Nip and tuck is a common expression that I’ve used and heard many, many times, but never gave at thought as to its origin.<2011 “The race was nip and tuck from start to finish.”—MIT 150, 5 May, page 41, published by the Boston Globe>
Back in 1998 Ask the Wordwizard provided the following when asked for the origin of NIP AND TUCK:
Nip and tuck, meaning neck and neck, comes from nip, a light touch and Ital. tocco, a blow, thus a heavier contact.
I wouldn’t regard this as one of Johnathon Green’s more stellar responses. I was also surprised that it was not listed in his Cassell’s Dictionary of Slang.
Today, all sources I checked had a bit more to say on the definition and all gave the origin as ‘unknown.’
PICURESQUE EXPRESSIONS by L. Urdang
NIP AND TUCK: So close as to be of uncertain outcome [[a very close contest]]; neck and neck, on a par, even; up in the air, questionable. This chiefly U.S. term is of puzzling origin and inconsistent form, appearing in print in the 1800s as rip and tuck, nip and tack, and nip and chuck, before assuming its present nip and tuck. Its original restriction to contexts describing close contests, usually athletic, lends credence to the claim that it originated as a wrestling term (Barrére and Leland, Dictionary of Slang,1890). The expression is now employed in much broader contexts, indicative of any kind of uncertainty.
FACTS ON FILE ENCYCLOPEDIA OF WORD AND PHRASE ORIGINS
NIP AND TUCK: Nip and tuck pretty much means ‘neck and neck,’ but the latter suggests, say, two runners racing at the same speed with neither one ahead of the other, while nip and tuck describes a close race where the lead alternates. The earliest recorded form of the expression is found in James K. Paulding’s Westward Ho! (1832). “There we were at rip and tuck, up one tree and down another.” Maybe the rip originally came from “let ‘er rip” and later became nip because of the expression “to nip someone out,” to barely beat him, while the tuck was simply an old slang word for “vim and vigor.” Other guesses at the phrase’s origin are even wilder.

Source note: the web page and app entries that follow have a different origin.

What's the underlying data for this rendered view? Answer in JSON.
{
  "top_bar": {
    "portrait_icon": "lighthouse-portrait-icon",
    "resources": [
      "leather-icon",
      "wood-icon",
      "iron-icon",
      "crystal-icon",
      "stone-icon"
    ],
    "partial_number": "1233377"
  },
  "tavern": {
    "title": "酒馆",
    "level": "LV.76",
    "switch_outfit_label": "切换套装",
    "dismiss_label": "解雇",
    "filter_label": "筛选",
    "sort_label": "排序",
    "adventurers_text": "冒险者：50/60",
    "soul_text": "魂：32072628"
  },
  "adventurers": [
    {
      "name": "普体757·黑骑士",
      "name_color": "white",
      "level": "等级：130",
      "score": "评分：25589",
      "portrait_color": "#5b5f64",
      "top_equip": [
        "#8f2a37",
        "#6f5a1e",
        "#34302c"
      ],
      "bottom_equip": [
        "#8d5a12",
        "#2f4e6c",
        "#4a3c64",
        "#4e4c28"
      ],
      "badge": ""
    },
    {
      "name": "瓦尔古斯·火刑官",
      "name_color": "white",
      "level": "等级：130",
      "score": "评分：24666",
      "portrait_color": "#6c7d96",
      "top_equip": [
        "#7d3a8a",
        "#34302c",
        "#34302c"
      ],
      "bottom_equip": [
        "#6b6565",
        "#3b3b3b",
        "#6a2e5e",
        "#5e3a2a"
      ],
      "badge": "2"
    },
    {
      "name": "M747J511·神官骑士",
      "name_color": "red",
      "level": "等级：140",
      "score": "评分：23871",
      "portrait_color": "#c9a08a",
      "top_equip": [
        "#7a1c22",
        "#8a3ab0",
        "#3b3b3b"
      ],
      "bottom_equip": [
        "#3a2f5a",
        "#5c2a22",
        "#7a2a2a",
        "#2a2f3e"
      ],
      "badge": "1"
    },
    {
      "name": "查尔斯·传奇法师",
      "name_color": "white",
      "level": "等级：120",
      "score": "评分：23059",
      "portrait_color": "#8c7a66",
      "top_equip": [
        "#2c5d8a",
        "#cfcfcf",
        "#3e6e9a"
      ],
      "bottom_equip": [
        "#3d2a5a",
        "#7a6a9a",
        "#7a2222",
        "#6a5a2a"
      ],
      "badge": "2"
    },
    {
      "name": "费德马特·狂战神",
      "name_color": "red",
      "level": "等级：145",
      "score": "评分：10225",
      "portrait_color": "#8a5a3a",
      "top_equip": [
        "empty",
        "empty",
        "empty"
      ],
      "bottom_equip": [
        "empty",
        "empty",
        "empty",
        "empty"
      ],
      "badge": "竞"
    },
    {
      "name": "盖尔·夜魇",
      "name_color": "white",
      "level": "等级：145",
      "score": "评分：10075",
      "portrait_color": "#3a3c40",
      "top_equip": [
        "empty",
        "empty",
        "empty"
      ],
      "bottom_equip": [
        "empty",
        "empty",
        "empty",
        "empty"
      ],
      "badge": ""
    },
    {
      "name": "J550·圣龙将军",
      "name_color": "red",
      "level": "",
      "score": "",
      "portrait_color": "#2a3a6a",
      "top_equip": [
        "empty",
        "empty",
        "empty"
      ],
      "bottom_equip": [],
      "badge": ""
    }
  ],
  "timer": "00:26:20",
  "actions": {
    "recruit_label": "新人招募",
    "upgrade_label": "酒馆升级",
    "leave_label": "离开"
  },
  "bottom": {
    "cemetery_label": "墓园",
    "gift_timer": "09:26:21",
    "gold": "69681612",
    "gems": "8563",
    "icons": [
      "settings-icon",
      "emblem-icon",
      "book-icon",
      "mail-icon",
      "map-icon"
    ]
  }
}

OXFORD ENGLISH DICTIONARY
NIP AND TUCK adjective and adverb, originally U.S.: Chiefly in predicative use. So closely contested as to make it hard to predict a winner; neck and neck. Sometimes used specifically in relation to a contest during which each of two competitors continually regains the lead. Also as adverb. [Origin uncertain]
<1832 “There we were at rip and tuck, up one tree and down another.”—Westward Ho! by J. K. Paulding, I. page 172>
<1836 “Thar we had it; up and down; nip and tuck; who should and who shouldn’t, ‘til you’d er thought the very yerth a comin to an eende.”—Humor of the Old Deep South by A. P. Hudson, page 17>
<1845 “The boys used to say, it was nip and tuck between Jack . . . and Castro, who would do the most foolhardy things.”—American Whig Review, November, page 514>
<1857 “ by the head, and the dog got him by the tail, and it was nip and tuck, pull Dick, pull devil.”—Knickerbocker, Vol. 50, page 498>
<1892 “It was a nip-and-tuck race.”—in Big Game North America, page 92>
<1937 “On the current lists of non-fiction best-sellers ‘Live Alone and Like It’ has been running nip and tuck with ‘How to Make Friends and Influence People.’”—The Nation (New York), 27 February, page 227/1>
<1948 “It is nip and tuck whether such a last great achievement of the bipartisan foreign policy can be ratified before . . . the Presidential race.”—The Economist, 8 May, page764/2>
<1988 “10–1 chance Dominator . . . overcame Foretop in a nip and tuck struggle to the line.”—Greyhound Star, June, page 34/5>
<2001 “In a game that would decide the group winners it was nip and tuck up to 10–10.”—Weston & Worle News (Electronic Edition), 19 July>
<2005 “From then on, it was nip and tuck with the lead constantly changing, and with seventeen seconds left, Nuneaton were still in arrears.”—Coventry Evening Telegraph (England), 13 January>
<2008 “It will be nip and tuck but I'm very pleased with our position.”—Daily Mail (London), 2 January>
<2011 “However, Erdogan's brickbats come amid a nip and tuck electoral race between him and Turkey's opposition leader Kemal Kilicdaroglu . .. “—Kuwait News Agency (KUNA), 12 May>
(quotes from the Oxford English Dictionary and archived sources)
Ken G – June 7, 2011